Nuisance. This legal theory includes everything that endangers, or may endanger, life or health, gives offense to the senses, violates the laws of decency, or obstructs, or may obstruct, the use and enjoyment of property.

Malicious Prosecution or Abuse of Process. A "malicious prosecution" is a criminal or civil lawsuit which is begun with knowledge that the case lacks merit, and which is brought for a reason (e.g., to harass or annoy) other than to seek a judicial determination of the claim. The use of the legal process to intimidate or to punish the person against whom the suit is brought is generally referred to as "abuse of process.

Conspiracy. A conspiracy is an alleged agreement between two or more persons to commit an illegal, unlawful, or wrongful act.

Intentional Infliction of Emotional Distress. This legal theory is based on an alleged commission of some outrageous act with the intent and knowledge that the act will result in severe mental or emotional anguish of another.

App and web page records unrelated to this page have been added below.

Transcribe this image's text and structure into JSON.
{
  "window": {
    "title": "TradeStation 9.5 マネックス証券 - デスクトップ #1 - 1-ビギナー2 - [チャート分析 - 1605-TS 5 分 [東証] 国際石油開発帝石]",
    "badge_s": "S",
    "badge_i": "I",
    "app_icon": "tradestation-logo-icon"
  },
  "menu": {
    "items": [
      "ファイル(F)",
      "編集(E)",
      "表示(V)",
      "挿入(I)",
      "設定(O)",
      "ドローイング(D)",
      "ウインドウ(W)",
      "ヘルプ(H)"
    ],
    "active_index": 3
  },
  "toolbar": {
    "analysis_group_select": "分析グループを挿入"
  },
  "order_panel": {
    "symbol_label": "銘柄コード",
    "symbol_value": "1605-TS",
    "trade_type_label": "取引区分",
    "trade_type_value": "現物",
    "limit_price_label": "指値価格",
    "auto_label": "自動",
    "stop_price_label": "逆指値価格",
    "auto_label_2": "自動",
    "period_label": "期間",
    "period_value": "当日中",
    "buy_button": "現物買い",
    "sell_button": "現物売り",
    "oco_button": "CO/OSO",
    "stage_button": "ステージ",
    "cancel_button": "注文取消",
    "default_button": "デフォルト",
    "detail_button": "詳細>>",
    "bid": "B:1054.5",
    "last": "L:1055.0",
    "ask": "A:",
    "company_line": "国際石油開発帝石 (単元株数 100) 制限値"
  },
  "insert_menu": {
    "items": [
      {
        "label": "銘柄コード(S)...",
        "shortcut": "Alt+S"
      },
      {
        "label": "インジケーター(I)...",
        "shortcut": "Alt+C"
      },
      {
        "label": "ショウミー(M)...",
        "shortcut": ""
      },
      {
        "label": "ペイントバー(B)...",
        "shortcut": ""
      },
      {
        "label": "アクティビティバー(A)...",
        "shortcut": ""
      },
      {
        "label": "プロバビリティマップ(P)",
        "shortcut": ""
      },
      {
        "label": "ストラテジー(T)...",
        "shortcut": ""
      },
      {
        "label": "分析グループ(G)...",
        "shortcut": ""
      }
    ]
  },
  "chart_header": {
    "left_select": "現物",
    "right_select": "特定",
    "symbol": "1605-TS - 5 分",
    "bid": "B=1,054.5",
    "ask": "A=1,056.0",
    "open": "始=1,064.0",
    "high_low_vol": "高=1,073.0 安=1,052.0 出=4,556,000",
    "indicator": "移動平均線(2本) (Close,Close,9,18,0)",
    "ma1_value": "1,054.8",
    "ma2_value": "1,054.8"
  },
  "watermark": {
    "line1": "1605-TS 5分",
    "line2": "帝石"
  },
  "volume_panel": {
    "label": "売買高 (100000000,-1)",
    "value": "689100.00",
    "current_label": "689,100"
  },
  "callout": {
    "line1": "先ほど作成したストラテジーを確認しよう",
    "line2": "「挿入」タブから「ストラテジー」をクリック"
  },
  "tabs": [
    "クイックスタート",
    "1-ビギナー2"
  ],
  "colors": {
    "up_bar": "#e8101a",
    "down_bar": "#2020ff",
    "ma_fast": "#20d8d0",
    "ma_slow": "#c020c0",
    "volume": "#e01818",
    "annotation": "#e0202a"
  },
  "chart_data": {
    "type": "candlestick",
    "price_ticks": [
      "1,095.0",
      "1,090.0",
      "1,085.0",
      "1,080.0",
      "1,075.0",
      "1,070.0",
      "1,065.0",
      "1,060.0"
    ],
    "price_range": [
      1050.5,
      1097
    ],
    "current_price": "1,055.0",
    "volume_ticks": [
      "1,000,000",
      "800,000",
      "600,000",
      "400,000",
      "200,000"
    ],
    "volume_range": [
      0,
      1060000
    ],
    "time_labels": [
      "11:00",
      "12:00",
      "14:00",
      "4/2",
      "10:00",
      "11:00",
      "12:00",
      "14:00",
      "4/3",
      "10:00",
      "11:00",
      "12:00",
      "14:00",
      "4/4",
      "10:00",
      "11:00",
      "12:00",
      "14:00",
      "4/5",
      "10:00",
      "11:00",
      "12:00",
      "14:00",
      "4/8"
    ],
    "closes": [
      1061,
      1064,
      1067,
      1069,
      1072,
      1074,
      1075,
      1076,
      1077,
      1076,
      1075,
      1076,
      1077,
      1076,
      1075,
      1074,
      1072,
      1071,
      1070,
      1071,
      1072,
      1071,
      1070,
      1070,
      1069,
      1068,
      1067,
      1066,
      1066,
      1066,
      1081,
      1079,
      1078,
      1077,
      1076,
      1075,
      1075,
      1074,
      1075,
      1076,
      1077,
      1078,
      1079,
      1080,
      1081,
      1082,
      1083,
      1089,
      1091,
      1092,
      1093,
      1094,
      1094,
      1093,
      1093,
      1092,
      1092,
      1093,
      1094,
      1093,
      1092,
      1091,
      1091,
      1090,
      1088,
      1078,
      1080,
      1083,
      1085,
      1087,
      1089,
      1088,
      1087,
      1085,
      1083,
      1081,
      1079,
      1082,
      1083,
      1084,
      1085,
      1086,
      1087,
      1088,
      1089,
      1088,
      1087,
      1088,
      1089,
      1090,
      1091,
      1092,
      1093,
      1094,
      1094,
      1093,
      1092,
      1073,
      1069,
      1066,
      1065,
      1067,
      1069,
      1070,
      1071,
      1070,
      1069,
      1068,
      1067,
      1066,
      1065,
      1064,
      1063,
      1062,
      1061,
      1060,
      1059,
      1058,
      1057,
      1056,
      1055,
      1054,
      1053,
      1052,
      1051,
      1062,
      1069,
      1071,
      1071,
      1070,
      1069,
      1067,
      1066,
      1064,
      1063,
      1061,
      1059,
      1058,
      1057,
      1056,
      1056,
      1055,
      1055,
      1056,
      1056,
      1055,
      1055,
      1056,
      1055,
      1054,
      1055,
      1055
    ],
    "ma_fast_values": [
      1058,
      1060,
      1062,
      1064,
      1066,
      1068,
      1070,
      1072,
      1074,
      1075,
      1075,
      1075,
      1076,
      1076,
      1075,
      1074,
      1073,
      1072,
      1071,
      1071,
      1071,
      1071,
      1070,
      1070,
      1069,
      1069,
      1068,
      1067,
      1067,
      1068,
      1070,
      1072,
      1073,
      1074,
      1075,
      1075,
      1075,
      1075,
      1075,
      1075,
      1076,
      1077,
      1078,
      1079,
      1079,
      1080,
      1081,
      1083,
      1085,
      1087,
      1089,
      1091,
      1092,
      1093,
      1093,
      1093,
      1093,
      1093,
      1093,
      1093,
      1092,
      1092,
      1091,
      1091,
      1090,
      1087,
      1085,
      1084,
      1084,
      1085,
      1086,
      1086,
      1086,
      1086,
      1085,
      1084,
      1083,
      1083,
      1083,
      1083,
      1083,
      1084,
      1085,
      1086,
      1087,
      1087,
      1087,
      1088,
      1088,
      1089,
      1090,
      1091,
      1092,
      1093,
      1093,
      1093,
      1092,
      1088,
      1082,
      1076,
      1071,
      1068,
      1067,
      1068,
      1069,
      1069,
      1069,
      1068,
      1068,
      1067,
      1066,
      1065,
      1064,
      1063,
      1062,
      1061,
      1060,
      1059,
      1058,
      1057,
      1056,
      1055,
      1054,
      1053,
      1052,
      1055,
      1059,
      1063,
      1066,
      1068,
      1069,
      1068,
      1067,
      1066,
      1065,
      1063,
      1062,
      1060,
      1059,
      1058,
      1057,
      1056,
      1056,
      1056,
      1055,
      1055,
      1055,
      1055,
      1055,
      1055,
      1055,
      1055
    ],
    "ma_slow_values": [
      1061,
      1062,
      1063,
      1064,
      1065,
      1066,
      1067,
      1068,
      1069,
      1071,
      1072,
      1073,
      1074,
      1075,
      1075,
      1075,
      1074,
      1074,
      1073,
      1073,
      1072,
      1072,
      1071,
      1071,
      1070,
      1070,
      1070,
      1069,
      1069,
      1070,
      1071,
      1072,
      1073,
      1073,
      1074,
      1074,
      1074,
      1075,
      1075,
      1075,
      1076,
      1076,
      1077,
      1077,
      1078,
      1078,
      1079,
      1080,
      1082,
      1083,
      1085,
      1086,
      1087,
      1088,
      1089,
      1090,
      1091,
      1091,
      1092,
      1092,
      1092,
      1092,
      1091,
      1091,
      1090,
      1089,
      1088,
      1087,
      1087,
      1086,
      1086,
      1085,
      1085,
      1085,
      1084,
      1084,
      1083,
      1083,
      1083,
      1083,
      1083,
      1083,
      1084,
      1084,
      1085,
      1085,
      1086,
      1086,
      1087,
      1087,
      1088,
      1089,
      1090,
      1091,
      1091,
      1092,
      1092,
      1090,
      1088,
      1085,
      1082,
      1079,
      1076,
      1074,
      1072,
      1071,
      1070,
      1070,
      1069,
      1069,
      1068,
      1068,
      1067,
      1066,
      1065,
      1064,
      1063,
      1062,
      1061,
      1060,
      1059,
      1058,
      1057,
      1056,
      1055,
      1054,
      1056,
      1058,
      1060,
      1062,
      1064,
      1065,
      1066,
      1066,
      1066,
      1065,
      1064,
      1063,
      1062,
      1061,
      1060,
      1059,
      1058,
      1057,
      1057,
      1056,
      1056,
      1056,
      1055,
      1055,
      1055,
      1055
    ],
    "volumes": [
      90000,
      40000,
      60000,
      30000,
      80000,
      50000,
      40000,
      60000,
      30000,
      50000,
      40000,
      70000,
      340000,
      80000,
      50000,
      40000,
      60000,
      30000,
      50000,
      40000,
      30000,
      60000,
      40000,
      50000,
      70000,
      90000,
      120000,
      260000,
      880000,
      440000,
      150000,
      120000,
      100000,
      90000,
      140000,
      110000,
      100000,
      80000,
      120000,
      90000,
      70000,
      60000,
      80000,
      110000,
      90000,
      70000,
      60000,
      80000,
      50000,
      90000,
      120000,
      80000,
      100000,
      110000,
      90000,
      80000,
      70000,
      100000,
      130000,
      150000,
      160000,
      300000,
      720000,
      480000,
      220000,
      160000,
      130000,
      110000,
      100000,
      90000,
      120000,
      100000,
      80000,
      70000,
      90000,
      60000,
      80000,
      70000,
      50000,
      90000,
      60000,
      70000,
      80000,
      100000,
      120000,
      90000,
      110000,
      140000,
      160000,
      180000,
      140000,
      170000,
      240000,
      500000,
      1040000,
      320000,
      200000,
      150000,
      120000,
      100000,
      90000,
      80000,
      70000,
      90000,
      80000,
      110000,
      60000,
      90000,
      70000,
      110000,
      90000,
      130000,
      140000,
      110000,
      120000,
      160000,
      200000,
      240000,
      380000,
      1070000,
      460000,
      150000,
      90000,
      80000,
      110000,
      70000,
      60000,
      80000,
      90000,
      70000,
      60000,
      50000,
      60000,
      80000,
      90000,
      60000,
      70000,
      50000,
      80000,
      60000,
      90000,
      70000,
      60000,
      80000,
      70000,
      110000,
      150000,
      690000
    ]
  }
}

Interference With Contract or Economic Advantage. This legal theory is based on the alleged commission of an act with the intent to interfere with or violate a contract between two people, or hinder a business relationship which exists between those persons.

Roy M. Poses MD said...

Unfortunately, although there are some US states that have anti-SPAPP statutes, I don't know if there is anything comparable in Canada.

Marilyn Mann said...

I know nothing about Canadian law, but it seems unlikely that a court would interpret the word "disparagement" in the agreement between Dr. Olivieri and Apotex as broadly as Apotex is claiming. I have to wonder, though, what made her decide to agree to that provision in the first place.

The procedural posture is unclear to me. Is Apotex simply claiming that it doesn't have to pay the $800,000 because Dr. Olivieri breached the contract? If so, why did it not raise this in the prior litigation?

In any case, if I understand the facts correctly, Apotex is not alleging any common law cause of action such as those discussed above. Rather, its suit is based on the wording of the contract between Dr. Olivieri and Apotex.

Marilyn